I'm glad coaster brakes are simple enough for even a 9 year old to understand, because if it would have taken more than another year or so I think the magic might have seemed too small and not been sufficient to capture me. As it is, the Magic of the Coaster Brake seems to be at just the right level of simplicity while also being capable enough to challenge a curious, willing young person to go "just a little farther". Of course being able to lay BIG SQUEALING SMOKING SKIDS is also pretty cool and has been enough to turn a bunch of Girls and Boys away from Soccer and Basketball and that sort of thing before it could get out of hand and turn to Golf later in life. That's what a Coaster Brake can do. They've been doing it for over a Century too. Did you know that? It's true, they were one of the very first "Trick" parts and they're still making them today. Like right now. In the time it's taken me to write this(weeks and weeks actually) the factories have filled another shipping container with everything from the crappy ones on those Wal-Mart bikes that will give you Tetanus, to Multi-speed internally geared, alloy-shelled beauties that carry the flag with head up and fists in the air.They can seem invisible but like some other "obsolete" but really useful things(axes, manual transmissions, wooden pencils and maybe pink plastic Hair Curlers), enough people still want them bad enough to spend money on them in the face of all the "better" alternatives so we probably don't have to worry about them disappearing  anytime soon. 

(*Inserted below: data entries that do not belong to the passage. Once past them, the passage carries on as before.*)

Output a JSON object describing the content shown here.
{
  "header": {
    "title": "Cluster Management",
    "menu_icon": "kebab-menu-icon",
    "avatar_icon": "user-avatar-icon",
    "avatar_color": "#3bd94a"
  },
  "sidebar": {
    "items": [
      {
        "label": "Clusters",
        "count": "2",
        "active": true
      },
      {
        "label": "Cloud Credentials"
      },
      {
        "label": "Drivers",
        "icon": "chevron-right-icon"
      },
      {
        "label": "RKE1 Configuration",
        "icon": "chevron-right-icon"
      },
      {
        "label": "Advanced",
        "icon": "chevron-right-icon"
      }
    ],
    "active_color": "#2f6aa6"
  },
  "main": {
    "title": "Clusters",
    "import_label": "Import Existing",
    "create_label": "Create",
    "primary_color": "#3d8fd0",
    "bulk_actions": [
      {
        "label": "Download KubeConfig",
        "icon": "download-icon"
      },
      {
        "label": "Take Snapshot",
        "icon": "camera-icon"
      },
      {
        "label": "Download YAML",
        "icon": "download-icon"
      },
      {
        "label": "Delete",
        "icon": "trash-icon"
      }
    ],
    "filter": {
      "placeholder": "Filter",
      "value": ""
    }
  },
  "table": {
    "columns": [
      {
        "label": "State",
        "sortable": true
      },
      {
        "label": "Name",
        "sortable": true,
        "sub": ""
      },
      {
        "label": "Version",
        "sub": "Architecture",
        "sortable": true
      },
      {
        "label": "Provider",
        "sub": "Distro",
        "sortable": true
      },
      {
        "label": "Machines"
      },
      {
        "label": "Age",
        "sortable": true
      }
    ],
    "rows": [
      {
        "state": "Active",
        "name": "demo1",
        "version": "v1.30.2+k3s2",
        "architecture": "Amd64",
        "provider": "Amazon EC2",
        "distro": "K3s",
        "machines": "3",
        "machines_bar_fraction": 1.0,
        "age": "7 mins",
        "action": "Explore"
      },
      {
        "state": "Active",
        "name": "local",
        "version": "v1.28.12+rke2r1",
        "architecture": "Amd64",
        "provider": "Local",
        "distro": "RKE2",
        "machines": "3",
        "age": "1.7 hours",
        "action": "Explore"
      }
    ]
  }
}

In spite of all this cheerful propaganda, I think part of the reason I still like messing around with them is the sinister reputation the venerable Coaster Brake still has among those of us who grew up hearing the dire warnings about the other, darker side of the Coasters friendly personality. All those Urban Hipsters who jumped on the Fixed-Gear bandwagon a decade ago may have thought they were Bad-Ass but they had NOTHING on those of us that rode our Wheelie-Bikes to adventure and glory back in the dim past...

You see, the lore of the coaster-brake is rich and varied, and we need to see that it's never lost. We need to keep telling the tales of ghastly tumbling wrecks caused by broken chains that started halfway down huge hills and finished part-way up the next, the stories of brush fires started by overheated Bendix's that burned entire counties, or the old Nightmare of the kid who, after flipping his bike upside down to work on it, gets his finger caught in the chain and due to not being able to backpedal to free himself, has to drag the bloody bike into the house and wake his sleeping Mother to get help! That one really happened, honest to God. It was my Neighbors cousin who lived like two towns over. Really.

So the next time that nice old man in the Sweater and Velcro Sneakers tools past on a bike with no brake levers, don't wave and smile, get off the sidewalk. Because with a coaster brake, anything could happen...

Thanks Coaster Brake!